### TASK REQUIREMENTS
Could you print all of the data below again, exactly?

··· GIVEN RECORDS

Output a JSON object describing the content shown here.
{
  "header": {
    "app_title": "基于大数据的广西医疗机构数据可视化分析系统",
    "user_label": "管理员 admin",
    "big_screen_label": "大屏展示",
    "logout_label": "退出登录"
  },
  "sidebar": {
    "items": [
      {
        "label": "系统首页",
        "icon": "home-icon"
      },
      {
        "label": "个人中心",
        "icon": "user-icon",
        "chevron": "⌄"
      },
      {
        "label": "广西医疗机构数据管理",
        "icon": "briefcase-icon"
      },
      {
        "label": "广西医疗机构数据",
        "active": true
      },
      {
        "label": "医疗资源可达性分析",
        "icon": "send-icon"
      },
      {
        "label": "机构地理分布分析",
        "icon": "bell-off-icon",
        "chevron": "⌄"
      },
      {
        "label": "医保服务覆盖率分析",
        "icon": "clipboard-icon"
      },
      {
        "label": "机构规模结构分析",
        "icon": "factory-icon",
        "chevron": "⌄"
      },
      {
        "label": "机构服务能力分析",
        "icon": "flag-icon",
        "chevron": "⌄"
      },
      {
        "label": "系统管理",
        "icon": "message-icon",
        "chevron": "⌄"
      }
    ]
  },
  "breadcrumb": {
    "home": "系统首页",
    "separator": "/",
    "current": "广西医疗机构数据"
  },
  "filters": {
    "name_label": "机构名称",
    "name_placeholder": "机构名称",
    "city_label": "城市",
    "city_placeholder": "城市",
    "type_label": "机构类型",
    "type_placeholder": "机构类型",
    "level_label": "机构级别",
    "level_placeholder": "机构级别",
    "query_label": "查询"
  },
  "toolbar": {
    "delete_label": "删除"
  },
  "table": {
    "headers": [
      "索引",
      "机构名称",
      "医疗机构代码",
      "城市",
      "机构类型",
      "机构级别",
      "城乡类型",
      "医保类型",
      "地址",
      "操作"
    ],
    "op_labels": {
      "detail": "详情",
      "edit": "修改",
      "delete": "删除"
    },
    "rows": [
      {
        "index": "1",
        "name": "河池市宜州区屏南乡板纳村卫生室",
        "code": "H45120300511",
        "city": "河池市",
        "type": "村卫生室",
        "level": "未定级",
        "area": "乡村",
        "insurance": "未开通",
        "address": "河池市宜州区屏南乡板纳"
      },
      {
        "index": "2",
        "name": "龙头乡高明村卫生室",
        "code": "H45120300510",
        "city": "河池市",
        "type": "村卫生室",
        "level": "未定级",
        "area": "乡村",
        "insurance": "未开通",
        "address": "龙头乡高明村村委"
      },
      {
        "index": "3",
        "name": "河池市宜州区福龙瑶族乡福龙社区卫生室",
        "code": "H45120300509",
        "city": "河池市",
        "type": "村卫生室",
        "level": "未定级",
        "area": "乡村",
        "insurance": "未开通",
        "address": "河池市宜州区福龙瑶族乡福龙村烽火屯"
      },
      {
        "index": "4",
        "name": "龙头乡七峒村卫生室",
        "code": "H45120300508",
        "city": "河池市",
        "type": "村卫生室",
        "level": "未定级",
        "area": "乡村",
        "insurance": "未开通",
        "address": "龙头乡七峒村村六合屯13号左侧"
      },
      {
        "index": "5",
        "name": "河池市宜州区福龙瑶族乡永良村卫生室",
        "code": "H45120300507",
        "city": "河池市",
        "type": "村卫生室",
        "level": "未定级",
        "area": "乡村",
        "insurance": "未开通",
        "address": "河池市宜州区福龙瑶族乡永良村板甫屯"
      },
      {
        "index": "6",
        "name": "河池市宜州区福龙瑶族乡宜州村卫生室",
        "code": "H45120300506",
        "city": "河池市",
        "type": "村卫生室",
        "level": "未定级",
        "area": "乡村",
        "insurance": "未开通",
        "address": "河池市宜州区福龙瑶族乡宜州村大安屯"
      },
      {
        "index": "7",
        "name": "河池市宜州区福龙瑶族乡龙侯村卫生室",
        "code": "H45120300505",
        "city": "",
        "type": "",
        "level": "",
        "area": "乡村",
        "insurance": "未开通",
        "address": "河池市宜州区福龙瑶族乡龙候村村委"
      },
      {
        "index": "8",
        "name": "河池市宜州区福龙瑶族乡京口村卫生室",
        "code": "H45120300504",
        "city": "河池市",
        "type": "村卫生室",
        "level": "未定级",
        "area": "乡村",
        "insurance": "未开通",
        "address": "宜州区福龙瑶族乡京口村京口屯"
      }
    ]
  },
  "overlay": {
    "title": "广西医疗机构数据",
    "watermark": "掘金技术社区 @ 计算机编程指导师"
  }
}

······

### ANSWER TO THIS EXERCISE
Output a JSON object describing the content shown here.
{
  "header": {
    "app_title": "基于大数据的广西医疗机构数据可视化分析系统",
    "user_label": "管理员 admin",
    "big_screen_label": "大屏展示",
    "logout_label": "退出登录"
  },
  "sidebar": {
    "items": [
      {
        "label": "系统首页",
        "icon": "home-icon"
      },
      {
        "label": "个人中心",
        "icon": "user-icon",
        "chevron": "⌄"
      },
      {
        "label": "广西医疗机构数据管理",
        "icon": "briefcase-icon"
      },
      {
        "label": "广西医疗机构数据",
        "active": true
      },
      {
        "label": "医疗资源可达性分析",
        "icon": "send-icon"
      },
      {
        "label": "机构地理分布分析",
        "icon": "bell-off-icon",
        "chevron": "⌄"
      },
      {
        "label": "医保服务覆盖率分析",
        "icon": "clipboard-icon"
      },
      {
        "label": "机构规模结构分析",
        "icon": "factory-icon",
        "chevron": "⌄"
      },
      {
        "label": "机构服务能力分析",
        "icon": "flag-icon",
        "chevron": "⌄"
      },
      {
        "label": "系统管理",
        "icon": "message-icon",
        "chevron": "⌄"
      }
    ]
  },
  "breadcrumb": {
    "home": "系统首页",
    "separator": "/",
    "current": "广西医疗机构数据"
  },
  "filters": {
    "name_label": "机构名称",
    "name_placeholder": "机构名称",
    "city_label": "城市",
    "city_placeholder": "城市",
    "type_label": "机构类型",
    "type_placeholder": "机构类型",
    "level_label": "机构级别",
    "level_placeholder": "机构级别",
    "query_label": "查询"
  },
  "toolbar": {
    "delete_label": "删除"
  },
  "table": {
    "headers": [
      "索引",
      "机构名称",
      "医疗机构代码",
      "城市",
      "机构类型",
      "机构级别",
      "城乡类型",
      "医保类型",
      "地址",
      "操作"
    ],
    "op_labels": {
      "detail": "详情",
      "edit": "修改",
      "delete": "删除"
    },
    "rows": [
      {
        "index": "1",
        "name": "河池市宜州区屏南乡板纳村卫生室",
        "code": "H45120300511",
        "city": "河池市",
        "type": "村卫生室",
        "level": "未定级",
        "area": "乡村",
        "insurance": "未开通",
        "address": "河池市宜州区屏南乡板纳"
      },
      {
        "index": "2",
        "name": "龙头乡高明村卫生室",
        "code": "H45120300510",
        "city": "河池市",
        "type": "村卫生室",
        "level": "未定级",
        "area": "乡村",
        "insurance": "未开通",
        "address": "龙头乡高明村村委"
      },
      {
        "index": "3",
        "name": "河池市宜州区福龙瑶族乡福龙社区卫生室",
        "code": "H45120300509",
        "city": "河池市",
        "type": "村卫生室",
        "level": "未定级",
        "area": "乡村",
        "insurance": "未开通",
        "address": "河池市宜州区福龙瑶族乡福龙村烽火屯"
      },
      {
        "index": "4",
        "name": "龙头乡七峒村卫生室",
        "code": "H45120300508",
        "city": "河池市",
        "type": "村卫生室",
        "level": "未定级",
        "area": "乡村",
        "insurance": "未开通",
        "address": "龙头乡七峒村村六合屯13号左侧"
      },
      {
        "index": "5",
        "name": "河池市宜州区福龙瑶族乡永良村卫生室",
        "code": "H45120300507",
        "city": "河池市",
        "type": "村卫生室",
        "level": "未定级",
        "area": "乡村",
        "insurance": "未开通",
        "address": "河池市宜州区福龙瑶族乡永良村板甫屯"
      },
      {
        "index": "6",
        "name": "河池市宜州区福龙瑶族乡宜州村卫生室",
        "code": "H45120300506",
        "city": "河池市",
        "type": "村卫生室",
        "level": "未定级",
        "area": "乡村",
        "insurance": "未开通",
        "address": "河池市宜州区福龙瑶族乡宜州村大安屯"
      },
      {
        "index": "7",
        "name": "河池市宜州区福龙瑶族乡龙侯村卫生室",
        "code": "H45120300505",
        "city": "",
        "type": "",
        "level": "",
        "area": "乡村",
        "insurance": "未开通",
        "address": "河池市宜州区福龙瑶族乡龙候村村委"
      },
      {
        "index": "8",
        "name": "河池市宜州区福龙瑶族乡京口村卫生室",
        "code": "H45120300504",
        "city": "河池市",
        "type": "村卫生室",
        "level": "未定级",
        "area": "乡村",
        "insurance": "未开通",
        "address": "宜州区福龙瑶族乡京口村京口屯"
      }
    ]
  },
  "overlay": {
    "title": "广西医疗机构数据",
    "watermark": "掘金技术社区 @ 计算机编程指导师"
  }
}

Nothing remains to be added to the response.